Recruitment businesses (or “people businesses” as they are increasingly known) can appear, on the surface, to be relatively straightforward. As such, you may think creating a new logo or website may be a similarly simple exercise.
But the truth is, like all businesses, recruitment organisations have their own unique ways of doing things and a bit more investment at the beginning to understand this will reap much greater long-term benefits.
So, before you embark on your own branding journey, Jonnie Galvin Wright, MD of Stuff (as TIMESTWO Investments brand agency), thought it might be worth sharing some of the most common mistakes to make when thinking about how best to tackle a re-brand.
Thinking it’s “just a logo”
A logo should be part of a complete brand and a brand affects the entire way you position and promote yourself as a business. So, it pays to get under the skin of your company, to review its unique features and benefits before pulling together a well-considered and structured brand strategy that all design work flows from. This will take a bit more time, but the resulting brand will have much firmer foundations.
Not standing for something
Wallpaper. We all have it. Some of it even looks nice. But what does it mean and what does it stand for? Likewise, a new sparkly logo or website design may look nice but not clearly carry the communication punch it needs. And, even worse, it may look like everyone else’s. Any good brand strategy should be crystal clear about your proposition – preferably in as few words as possible – while also ensuring you stand out clearly from the pack.
Forgetting it’s everyone’s brand
It’s crucial to the success of any brand that all team members buy in to it. And change always throws up problems. So, sharing some of the thinking up front, involving people and creating internal communication programs can dramatically help to increase brand success. Similarly, your staff and customers probably know more than you think. And their responses to what the business stands for may surprise you. There are a range of techniques that can used to unearth real insight and it’s probably that insight that is going to make your brand stand for something.
Believing a newly branded website will solve everything

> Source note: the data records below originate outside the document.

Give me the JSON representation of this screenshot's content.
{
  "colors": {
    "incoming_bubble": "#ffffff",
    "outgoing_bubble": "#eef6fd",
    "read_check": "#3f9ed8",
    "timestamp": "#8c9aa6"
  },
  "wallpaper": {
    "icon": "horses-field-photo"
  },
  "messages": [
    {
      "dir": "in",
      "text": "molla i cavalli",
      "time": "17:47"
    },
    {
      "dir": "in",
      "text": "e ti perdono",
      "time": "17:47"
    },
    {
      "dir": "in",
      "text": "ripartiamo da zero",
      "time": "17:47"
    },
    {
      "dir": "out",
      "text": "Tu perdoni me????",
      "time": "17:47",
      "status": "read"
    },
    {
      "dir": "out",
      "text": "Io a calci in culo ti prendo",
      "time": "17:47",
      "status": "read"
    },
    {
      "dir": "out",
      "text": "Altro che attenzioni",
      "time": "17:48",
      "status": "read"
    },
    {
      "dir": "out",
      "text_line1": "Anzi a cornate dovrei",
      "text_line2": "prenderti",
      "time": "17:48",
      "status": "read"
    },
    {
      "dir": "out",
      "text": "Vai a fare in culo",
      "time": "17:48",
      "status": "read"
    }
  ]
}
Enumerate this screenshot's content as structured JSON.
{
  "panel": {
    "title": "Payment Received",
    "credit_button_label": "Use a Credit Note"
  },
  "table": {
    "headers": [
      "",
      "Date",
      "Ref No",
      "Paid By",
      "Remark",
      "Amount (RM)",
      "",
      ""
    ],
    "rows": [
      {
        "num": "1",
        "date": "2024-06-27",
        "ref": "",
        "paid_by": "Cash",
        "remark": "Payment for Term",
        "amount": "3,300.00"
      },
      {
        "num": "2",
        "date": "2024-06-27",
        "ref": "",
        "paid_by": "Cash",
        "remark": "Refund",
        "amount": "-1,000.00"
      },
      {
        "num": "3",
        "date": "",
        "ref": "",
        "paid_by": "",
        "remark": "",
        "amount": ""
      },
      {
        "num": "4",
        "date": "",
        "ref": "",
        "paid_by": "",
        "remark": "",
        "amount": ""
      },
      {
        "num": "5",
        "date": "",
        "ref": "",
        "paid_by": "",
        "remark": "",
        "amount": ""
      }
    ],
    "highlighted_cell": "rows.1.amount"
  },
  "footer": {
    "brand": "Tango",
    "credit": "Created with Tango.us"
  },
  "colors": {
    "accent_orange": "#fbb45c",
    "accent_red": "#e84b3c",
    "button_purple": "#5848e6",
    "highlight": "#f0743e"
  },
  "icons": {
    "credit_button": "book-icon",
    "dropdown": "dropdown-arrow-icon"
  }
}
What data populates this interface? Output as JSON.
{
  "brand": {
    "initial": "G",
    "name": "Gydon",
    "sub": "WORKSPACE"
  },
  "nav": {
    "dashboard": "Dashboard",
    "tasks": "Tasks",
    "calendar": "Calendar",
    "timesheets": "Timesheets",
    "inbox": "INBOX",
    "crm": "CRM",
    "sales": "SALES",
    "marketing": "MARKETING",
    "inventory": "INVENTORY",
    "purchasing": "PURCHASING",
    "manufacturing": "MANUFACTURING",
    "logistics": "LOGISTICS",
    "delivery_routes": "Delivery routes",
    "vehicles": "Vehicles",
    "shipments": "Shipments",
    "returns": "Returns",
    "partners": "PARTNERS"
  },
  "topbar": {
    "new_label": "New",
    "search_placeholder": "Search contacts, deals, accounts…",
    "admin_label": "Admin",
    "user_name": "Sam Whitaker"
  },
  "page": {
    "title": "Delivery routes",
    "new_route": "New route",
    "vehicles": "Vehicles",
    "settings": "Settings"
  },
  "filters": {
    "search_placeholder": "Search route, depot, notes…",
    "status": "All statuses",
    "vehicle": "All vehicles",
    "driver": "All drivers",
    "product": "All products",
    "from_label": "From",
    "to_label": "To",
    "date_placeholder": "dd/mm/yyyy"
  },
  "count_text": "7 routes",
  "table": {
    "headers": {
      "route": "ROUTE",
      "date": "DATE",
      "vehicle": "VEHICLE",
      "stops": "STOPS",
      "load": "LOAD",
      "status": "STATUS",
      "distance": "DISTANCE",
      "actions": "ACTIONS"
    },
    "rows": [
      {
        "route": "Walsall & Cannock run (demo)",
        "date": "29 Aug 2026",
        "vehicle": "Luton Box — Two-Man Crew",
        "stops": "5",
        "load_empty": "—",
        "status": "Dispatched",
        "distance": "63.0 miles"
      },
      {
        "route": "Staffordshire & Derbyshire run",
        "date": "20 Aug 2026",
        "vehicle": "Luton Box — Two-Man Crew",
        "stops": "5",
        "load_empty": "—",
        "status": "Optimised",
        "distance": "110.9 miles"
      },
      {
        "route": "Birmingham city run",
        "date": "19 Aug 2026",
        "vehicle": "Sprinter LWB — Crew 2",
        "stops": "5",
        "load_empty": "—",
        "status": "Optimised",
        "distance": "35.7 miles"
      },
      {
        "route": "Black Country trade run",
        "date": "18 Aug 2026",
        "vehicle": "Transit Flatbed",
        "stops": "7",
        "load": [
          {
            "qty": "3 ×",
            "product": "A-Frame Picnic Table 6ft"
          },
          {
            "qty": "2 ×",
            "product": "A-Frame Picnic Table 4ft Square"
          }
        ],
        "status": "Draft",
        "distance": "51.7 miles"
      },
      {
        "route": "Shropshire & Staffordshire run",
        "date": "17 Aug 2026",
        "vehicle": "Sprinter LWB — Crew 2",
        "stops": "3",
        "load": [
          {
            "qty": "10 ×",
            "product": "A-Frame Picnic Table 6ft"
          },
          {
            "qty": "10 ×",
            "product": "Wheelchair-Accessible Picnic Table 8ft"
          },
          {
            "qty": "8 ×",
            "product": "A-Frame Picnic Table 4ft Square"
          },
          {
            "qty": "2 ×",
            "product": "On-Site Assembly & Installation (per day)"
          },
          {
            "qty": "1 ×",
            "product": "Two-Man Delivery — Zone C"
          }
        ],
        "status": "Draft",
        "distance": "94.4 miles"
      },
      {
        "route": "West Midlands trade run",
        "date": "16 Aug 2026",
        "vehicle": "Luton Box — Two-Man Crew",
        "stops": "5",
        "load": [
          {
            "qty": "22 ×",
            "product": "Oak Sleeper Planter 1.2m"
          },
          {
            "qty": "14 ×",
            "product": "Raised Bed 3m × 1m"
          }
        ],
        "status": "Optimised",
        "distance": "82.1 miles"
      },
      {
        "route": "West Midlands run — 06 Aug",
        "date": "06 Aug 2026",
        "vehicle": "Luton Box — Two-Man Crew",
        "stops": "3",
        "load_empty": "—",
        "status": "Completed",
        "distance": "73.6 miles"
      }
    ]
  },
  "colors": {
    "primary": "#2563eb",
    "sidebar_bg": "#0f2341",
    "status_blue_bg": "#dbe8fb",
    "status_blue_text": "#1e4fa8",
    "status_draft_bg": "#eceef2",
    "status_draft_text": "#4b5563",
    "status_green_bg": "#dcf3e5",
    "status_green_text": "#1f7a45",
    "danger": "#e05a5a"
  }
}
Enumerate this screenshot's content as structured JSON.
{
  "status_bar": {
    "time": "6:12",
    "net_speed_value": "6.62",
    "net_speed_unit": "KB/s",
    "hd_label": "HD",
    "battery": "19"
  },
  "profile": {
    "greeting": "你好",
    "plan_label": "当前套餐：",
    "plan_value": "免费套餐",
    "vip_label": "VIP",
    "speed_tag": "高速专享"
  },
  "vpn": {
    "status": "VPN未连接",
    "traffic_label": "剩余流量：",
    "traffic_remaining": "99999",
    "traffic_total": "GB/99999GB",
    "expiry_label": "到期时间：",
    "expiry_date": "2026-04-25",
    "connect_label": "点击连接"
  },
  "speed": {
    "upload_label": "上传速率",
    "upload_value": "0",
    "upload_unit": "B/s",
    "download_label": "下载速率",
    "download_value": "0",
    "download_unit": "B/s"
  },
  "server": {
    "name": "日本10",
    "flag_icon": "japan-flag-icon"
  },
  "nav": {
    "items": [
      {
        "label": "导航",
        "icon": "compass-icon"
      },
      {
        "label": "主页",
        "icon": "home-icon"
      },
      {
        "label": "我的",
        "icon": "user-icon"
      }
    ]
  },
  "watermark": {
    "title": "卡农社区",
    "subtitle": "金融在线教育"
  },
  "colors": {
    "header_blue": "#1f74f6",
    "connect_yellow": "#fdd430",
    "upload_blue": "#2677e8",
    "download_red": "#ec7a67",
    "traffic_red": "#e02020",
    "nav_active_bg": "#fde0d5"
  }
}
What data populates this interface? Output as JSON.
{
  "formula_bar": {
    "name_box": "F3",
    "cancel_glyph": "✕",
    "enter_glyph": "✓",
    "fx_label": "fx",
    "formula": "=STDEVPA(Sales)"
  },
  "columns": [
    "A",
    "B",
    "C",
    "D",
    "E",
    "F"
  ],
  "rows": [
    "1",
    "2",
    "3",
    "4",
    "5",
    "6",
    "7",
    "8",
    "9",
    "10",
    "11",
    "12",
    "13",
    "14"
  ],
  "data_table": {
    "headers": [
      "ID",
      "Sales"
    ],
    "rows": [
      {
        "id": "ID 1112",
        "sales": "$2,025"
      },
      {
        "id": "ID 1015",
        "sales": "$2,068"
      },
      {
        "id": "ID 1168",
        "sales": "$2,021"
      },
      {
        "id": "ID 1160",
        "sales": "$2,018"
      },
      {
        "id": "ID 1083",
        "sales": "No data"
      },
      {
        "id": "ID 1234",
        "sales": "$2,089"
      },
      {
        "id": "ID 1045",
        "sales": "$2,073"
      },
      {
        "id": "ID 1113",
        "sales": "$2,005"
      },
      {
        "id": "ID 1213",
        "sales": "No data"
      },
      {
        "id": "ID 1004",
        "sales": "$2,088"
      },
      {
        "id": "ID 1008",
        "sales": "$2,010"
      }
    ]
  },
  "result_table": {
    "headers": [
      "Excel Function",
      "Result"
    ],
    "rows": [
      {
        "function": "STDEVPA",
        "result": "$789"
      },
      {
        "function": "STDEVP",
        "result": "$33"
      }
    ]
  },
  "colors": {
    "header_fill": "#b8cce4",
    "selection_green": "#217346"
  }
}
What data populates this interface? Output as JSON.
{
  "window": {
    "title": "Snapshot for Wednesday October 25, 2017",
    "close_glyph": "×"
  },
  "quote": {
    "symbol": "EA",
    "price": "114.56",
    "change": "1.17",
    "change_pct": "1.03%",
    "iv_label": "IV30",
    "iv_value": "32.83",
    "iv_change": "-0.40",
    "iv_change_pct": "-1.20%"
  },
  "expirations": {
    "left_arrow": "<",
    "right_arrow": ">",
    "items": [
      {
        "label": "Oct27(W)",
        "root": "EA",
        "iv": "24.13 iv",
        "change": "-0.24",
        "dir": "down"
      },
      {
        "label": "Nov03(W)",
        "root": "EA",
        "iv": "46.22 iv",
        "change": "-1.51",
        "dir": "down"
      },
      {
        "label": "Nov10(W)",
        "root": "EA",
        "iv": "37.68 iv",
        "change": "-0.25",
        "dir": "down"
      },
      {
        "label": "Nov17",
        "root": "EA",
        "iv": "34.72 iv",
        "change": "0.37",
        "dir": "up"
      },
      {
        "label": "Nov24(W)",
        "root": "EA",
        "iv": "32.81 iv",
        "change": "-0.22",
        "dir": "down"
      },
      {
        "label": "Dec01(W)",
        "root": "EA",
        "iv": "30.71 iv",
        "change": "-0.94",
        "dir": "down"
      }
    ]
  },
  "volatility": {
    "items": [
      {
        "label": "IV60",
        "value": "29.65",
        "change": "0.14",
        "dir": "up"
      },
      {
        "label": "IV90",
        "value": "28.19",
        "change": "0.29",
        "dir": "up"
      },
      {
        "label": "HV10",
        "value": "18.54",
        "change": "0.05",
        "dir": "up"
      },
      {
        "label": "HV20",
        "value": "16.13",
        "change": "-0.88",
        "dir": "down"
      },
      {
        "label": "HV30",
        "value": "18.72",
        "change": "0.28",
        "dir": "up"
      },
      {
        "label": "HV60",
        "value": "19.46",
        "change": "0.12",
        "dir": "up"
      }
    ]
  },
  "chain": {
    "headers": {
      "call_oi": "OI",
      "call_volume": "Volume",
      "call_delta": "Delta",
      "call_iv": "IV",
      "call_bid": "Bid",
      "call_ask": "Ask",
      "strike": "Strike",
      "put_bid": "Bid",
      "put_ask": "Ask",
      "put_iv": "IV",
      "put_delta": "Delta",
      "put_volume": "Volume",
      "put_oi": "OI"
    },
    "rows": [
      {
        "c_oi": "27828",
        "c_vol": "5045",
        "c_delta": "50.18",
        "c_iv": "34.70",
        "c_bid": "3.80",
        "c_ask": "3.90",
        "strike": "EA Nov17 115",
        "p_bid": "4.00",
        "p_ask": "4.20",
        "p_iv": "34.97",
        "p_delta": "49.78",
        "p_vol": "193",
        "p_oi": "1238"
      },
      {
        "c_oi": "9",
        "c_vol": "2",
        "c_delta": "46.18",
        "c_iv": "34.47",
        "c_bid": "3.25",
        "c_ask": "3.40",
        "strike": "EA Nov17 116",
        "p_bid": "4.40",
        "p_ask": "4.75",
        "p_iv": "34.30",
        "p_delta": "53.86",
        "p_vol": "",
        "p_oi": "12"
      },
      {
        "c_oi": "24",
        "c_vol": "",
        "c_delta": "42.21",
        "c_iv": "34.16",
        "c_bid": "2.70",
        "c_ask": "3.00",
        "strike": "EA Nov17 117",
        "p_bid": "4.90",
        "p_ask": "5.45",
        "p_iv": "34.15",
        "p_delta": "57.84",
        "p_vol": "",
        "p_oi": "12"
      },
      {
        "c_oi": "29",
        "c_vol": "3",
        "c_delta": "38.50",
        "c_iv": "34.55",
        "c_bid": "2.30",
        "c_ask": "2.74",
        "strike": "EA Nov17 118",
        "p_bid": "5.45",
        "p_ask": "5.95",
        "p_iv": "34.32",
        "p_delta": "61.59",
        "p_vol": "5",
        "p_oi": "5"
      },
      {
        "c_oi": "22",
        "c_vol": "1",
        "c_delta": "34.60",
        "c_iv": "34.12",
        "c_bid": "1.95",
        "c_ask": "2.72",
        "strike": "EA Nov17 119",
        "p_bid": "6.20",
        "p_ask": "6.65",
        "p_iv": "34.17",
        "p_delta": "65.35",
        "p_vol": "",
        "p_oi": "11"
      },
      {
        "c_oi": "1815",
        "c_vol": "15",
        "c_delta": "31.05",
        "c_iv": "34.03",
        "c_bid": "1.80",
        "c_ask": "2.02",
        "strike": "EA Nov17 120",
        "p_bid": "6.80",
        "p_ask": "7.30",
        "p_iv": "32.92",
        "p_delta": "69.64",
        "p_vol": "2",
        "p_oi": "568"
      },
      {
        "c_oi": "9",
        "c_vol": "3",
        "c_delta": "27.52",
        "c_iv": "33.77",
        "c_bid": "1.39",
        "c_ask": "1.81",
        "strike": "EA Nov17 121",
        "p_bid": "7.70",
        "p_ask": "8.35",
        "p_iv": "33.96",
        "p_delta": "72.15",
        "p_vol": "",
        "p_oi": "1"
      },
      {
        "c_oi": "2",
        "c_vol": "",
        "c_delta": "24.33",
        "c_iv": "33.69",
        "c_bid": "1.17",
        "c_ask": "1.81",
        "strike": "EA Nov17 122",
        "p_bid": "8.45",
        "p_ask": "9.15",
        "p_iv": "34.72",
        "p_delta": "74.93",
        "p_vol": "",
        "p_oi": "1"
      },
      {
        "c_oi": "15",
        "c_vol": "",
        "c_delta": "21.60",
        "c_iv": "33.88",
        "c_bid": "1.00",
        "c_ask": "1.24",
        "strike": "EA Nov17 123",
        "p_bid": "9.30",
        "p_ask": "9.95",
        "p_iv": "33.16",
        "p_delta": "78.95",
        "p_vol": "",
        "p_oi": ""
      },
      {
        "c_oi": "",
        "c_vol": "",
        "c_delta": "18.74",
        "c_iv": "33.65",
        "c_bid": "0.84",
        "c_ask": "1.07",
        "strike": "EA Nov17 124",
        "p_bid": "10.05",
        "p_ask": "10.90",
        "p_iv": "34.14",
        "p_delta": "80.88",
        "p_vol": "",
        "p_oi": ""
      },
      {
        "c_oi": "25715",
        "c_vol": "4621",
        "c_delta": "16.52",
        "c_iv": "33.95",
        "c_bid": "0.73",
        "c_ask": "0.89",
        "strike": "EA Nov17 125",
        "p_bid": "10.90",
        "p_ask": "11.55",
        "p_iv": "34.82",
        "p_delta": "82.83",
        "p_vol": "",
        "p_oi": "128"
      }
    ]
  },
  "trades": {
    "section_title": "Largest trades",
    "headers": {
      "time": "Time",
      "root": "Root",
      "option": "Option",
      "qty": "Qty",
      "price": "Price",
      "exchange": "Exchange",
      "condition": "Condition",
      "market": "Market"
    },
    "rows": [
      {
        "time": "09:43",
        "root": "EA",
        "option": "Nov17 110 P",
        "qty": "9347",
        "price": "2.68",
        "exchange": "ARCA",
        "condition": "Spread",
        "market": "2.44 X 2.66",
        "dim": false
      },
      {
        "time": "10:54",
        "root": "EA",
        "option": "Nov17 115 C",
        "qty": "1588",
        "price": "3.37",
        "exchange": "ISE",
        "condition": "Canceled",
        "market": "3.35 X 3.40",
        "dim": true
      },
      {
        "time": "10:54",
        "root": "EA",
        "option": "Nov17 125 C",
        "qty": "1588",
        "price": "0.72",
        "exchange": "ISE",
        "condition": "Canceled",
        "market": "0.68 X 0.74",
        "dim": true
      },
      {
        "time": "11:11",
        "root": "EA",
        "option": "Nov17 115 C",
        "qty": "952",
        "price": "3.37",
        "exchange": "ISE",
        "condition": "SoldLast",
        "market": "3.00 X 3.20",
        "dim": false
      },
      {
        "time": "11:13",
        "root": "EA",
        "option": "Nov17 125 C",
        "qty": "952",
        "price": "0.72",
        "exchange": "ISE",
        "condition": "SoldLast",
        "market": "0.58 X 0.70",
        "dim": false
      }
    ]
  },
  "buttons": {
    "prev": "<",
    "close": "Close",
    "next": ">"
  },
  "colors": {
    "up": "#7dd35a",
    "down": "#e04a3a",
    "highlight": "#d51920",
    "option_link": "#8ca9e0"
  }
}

It can be tempting to think your new website created as part of initial creation or rebrand will suddenly act like your best salesperson ever and all your headaches will disappear. They won’t. But it will give you the best opportunity to improve your sales. Remember websites are projects in their own rights and ensure you get the branding nailed before considering the technical aspects of a website and all that comes from that. Also see below.
Failing to create great content for the long-term to keep up marketing momentum
So, you now have a shiny new logo and website. But it now needs nurturing, updating and managing and aligning with PR and much more. So, longer term marketing should be part of the original brand discussions, new marketing assets should be built around your brand strategy and budgets given to drive this forward.
Assuming your competition is minimal or not as good as you
Do you know what your competitors are up to, what they say, how they position themselves, what colours they use, what straplines and trademarks are in place? If you don’t you could be about to waste a lot of money. Even worse you could be about to underestimate their performance in your sector. A new brand must take all this into account.
Not being consistent
Six months in (and often earlier) the temptation starts. Tweak a colour, add a new typeface, use a photo that does not match the others. This is the beginning of the end. Before long you have a brand that looks like mess. So, ensure brand guidelines are agreed, stuck to and always put a brand guardian in place. No excuses
Jonnie Galvin-Wright is the Managing Director of Stuff. Stuff is an integrated design and advertising agency and is a specialist in branding people businesses. Stuff is also TIMESTWO Investments approved branding partner and as such is actively working alongside TIMESTWO’s associates to accelerate their business potential through considered and creative branding strategies.